== Segment start ==

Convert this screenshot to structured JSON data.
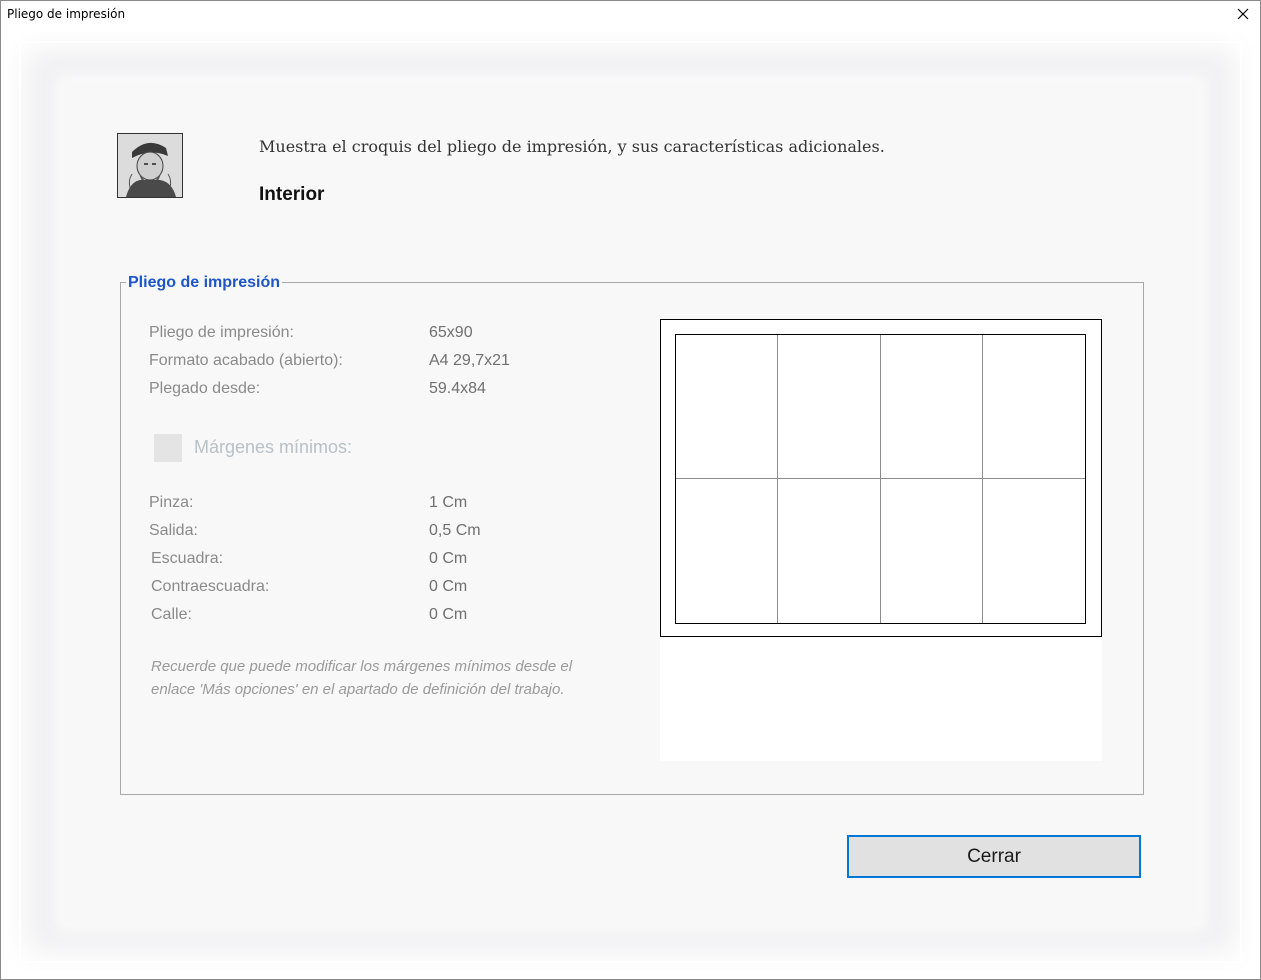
{
  "window": {
    "title": "Pliego de impresión",
    "close_icon": "close-icon"
  },
  "header": {
    "description": "Muestra el croquis del pliego de impresión, y sus características adicionales.",
    "subtitle": "Interior",
    "avatar_icon": "engraved-portrait-image"
  },
  "group": {
    "legend": "Pliego de impresión",
    "rows": [
      {
        "label": "Pliego de impresión:",
        "value": "65x90"
      },
      {
        "label": "Formato acabado (abierto):",
        "value": "A4 29,7x21"
      },
      {
        "label": "Plegado desde:",
        "value": "59.4x84"
      }
    ],
    "margins_checkbox": {
      "label": "Márgenes mínimos:",
      "checked": false
    },
    "margins": [
      {
        "label": "Pinza:",
        "value": "1 Cm"
      },
      {
        "label": "Salida:",
        "value": "0,5 Cm"
      },
      {
        "label": "Escuadra:",
        "value": "0 Cm"
      },
      {
        "label": "Contraescuadra:",
        "value": "0 Cm"
      },
      {
        "label": "Calle:",
        "value": "0 Cm"
      }
    ],
    "note": "Recuerde que puede modificar los márgenes mínimos desde el enlace 'Más opciones' en el apartado de definición del trabajo."
  },
  "sketch": {
    "columns": 4,
    "rows": 2
  },
  "footer": {
    "close_label": "Cerrar"
  },
  "colors": {
    "accent": "#0078d7",
    "legend": "#1e55c8"
  }
}
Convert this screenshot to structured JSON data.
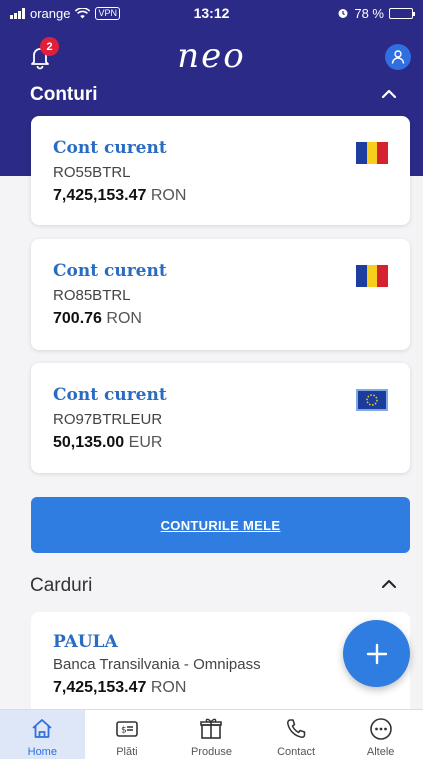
{
  "status_bar": {
    "carrier": "orange",
    "vpn": "VPN",
    "time": "13:12",
    "battery": "78 %",
    "battery_level": 0.78
  },
  "header": {
    "notifications_count": "2",
    "logo": "neo",
    "section_title": "Conturi"
  },
  "accounts": [
    {
      "name": "Cont curent",
      "iban": "RO55BTRL",
      "amount": "7,425,153.47",
      "currency": "RON",
      "flag": "romania-flag-icon"
    },
    {
      "name": "Cont curent",
      "iban": "RO85BTRL",
      "amount": "700.76",
      "currency": "RON",
      "flag": "romania-flag-icon"
    },
    {
      "name": "Cont curent",
      "iban": "RO97BTRLEUR",
      "amount": "50,135.00",
      "currency": "EUR",
      "flag": "eu-flag-icon"
    }
  ],
  "my_accounts_button": "CONTURILE MELE",
  "cards_section": {
    "title": "Carduri",
    "card": {
      "holder": "PAULA",
      "product": "Banca Transilvania - Omnipass",
      "amount": "7,425,153.47",
      "currency": "RON"
    }
  },
  "tabbar": [
    {
      "label": "Home",
      "icon": "home-icon",
      "active": true
    },
    {
      "label": "Plăti",
      "icon": "payments-icon",
      "active": false
    },
    {
      "label": "Produse",
      "icon": "products-icon",
      "active": false
    },
    {
      "label": "Contact",
      "icon": "phone-icon",
      "active": false
    },
    {
      "label": "Altele",
      "icon": "more-icon",
      "active": false
    }
  ],
  "colors": {
    "brand_navy": "#2b2a86",
    "accent_blue": "#2f7de0",
    "link_blue": "#2a6cc2",
    "badge_red": "#e0203a"
  }
}
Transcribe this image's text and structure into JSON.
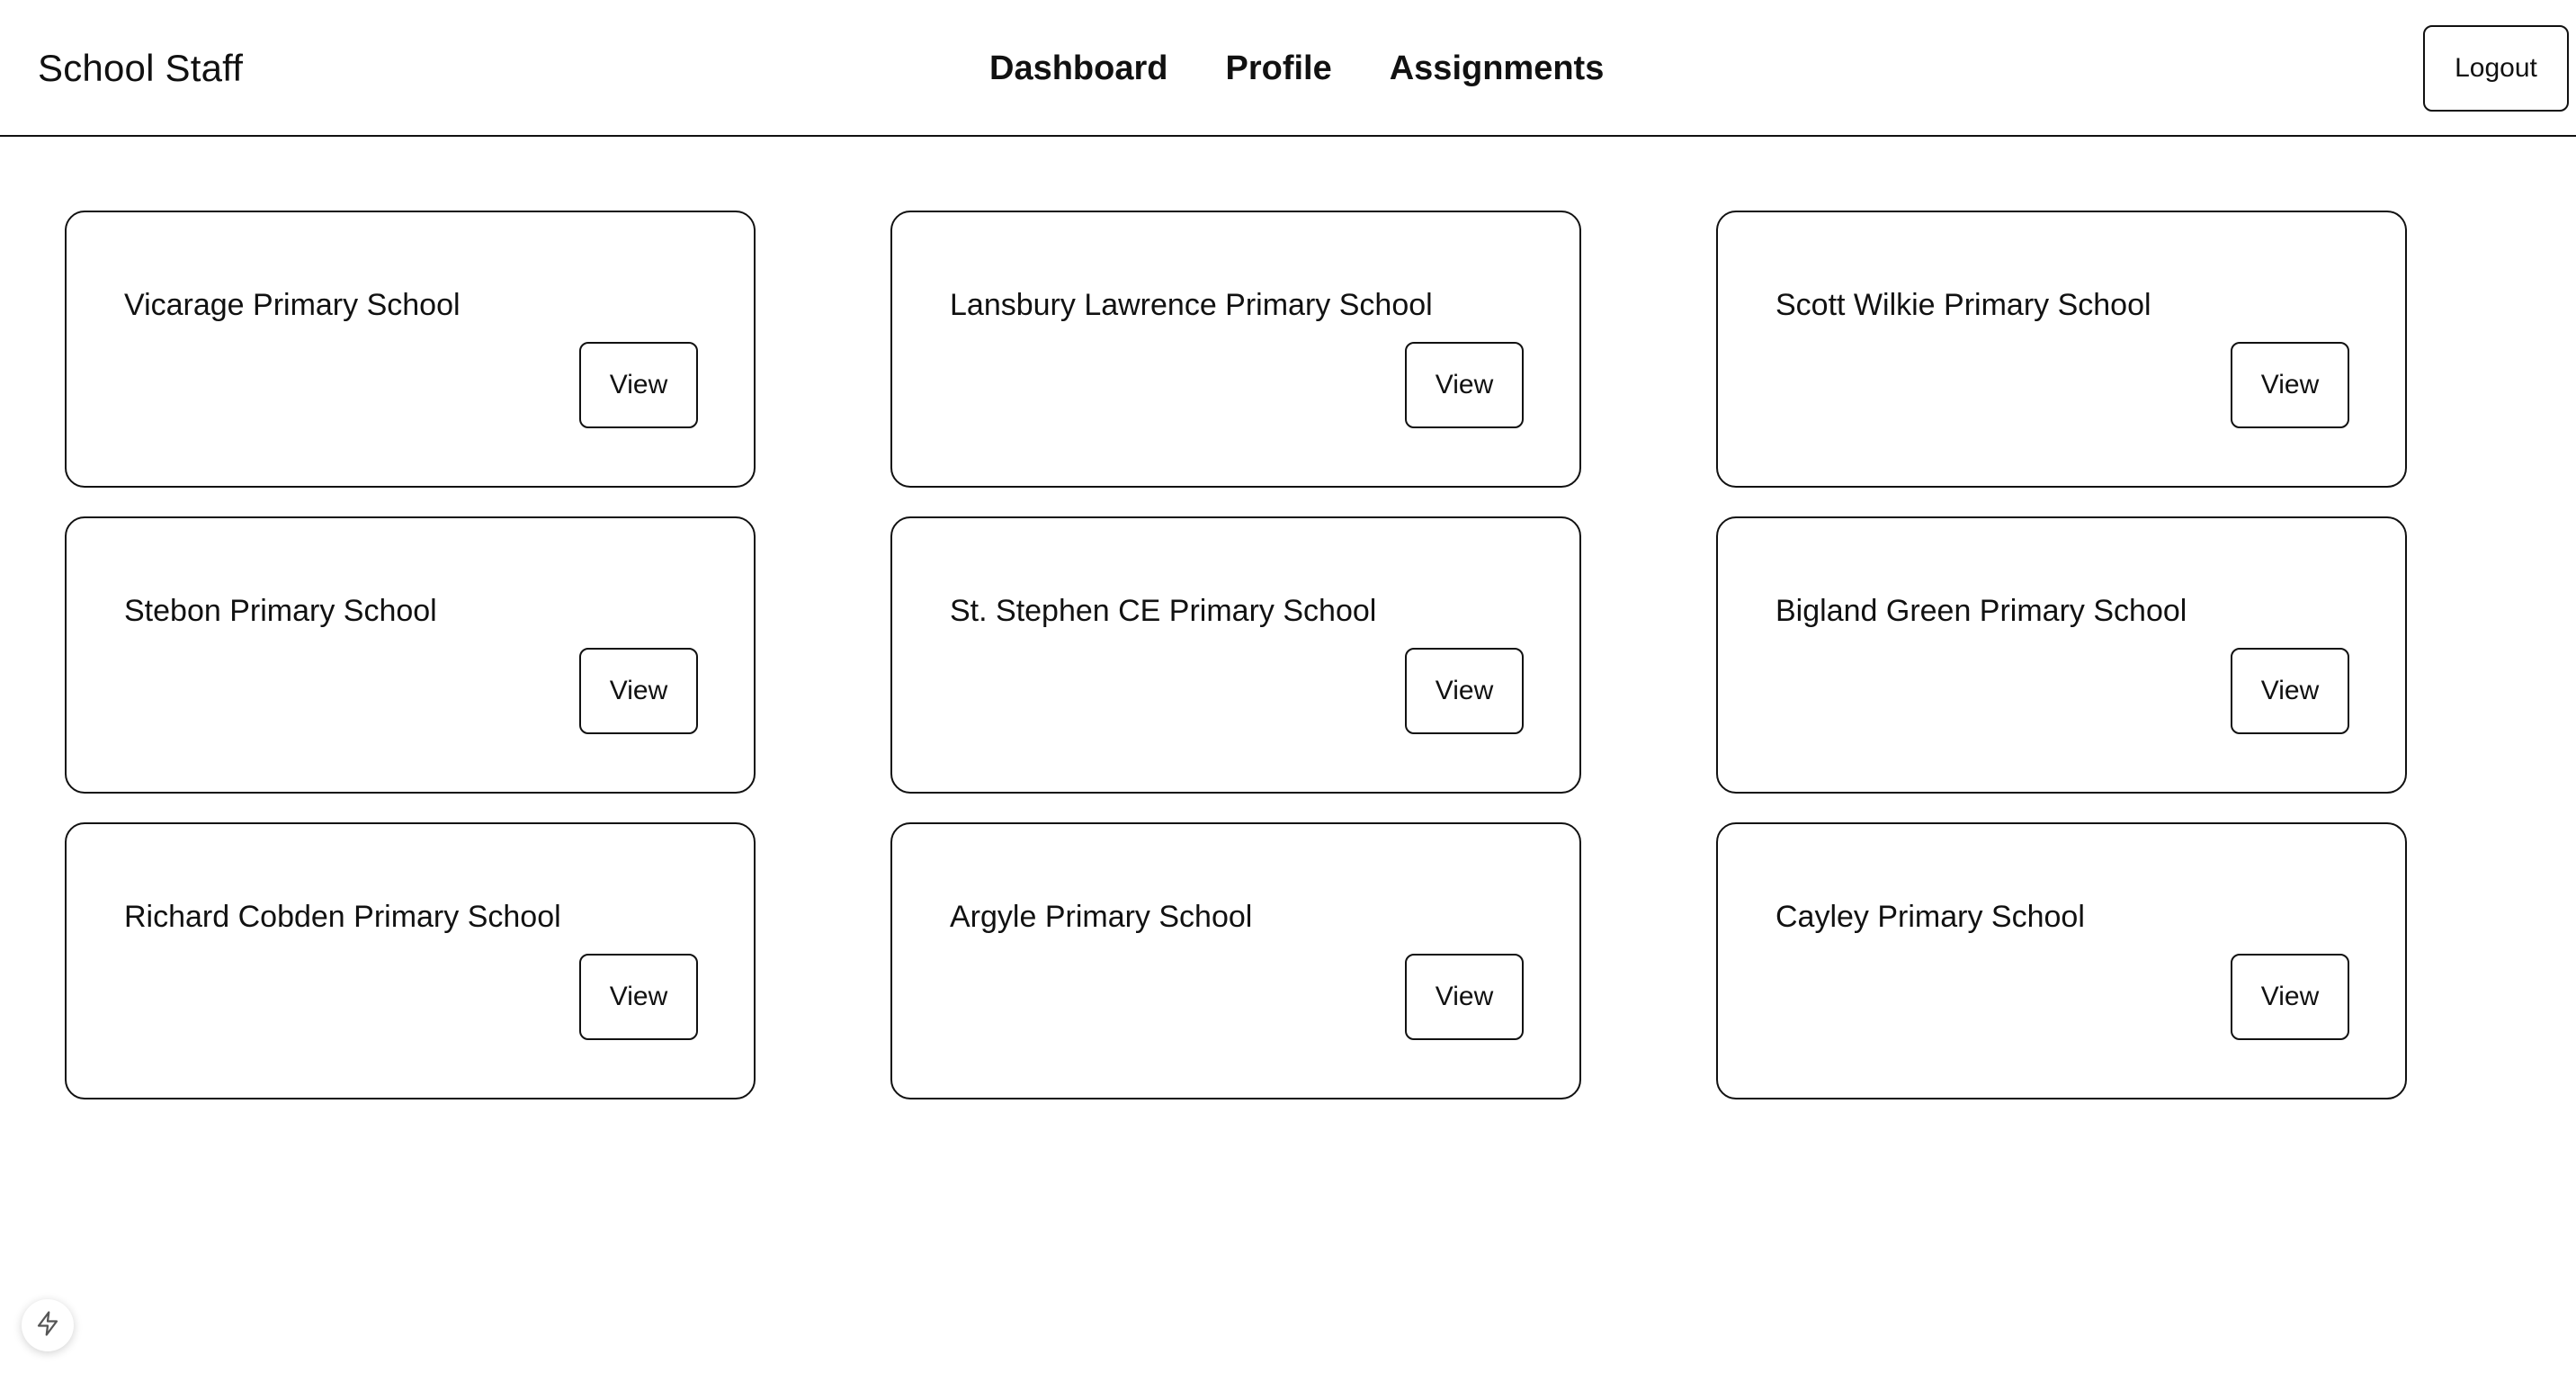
{
  "header": {
    "brand": "School Staff",
    "nav": [
      "Dashboard",
      "Profile",
      "Assignments"
    ],
    "logout_label": "Logout"
  },
  "cards": [
    {
      "title": "Vicarage Primary School",
      "button": "View"
    },
    {
      "title": "Lansbury Lawrence Primary School",
      "button": "View"
    },
    {
      "title": "Scott Wilkie Primary School",
      "button": "View"
    },
    {
      "title": "Stebon Primary School",
      "button": "View"
    },
    {
      "title": "St. Stephen CE Primary School",
      "button": "View"
    },
    {
      "title": "Bigland Green Primary School",
      "button": "View"
    },
    {
      "title": "Richard Cobden Primary School",
      "button": "View"
    },
    {
      "title": "Argyle Primary School",
      "button": "View"
    },
    {
      "title": "Cayley Primary School",
      "button": "View"
    }
  ],
  "floating_badge": {
    "icon": "lightning-bolt-icon"
  }
}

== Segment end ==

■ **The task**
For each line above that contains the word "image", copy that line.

■ **Output below**
    "avatar_icon": "engraved-portrait-image"
Transcribe this image's text and structure into JSON.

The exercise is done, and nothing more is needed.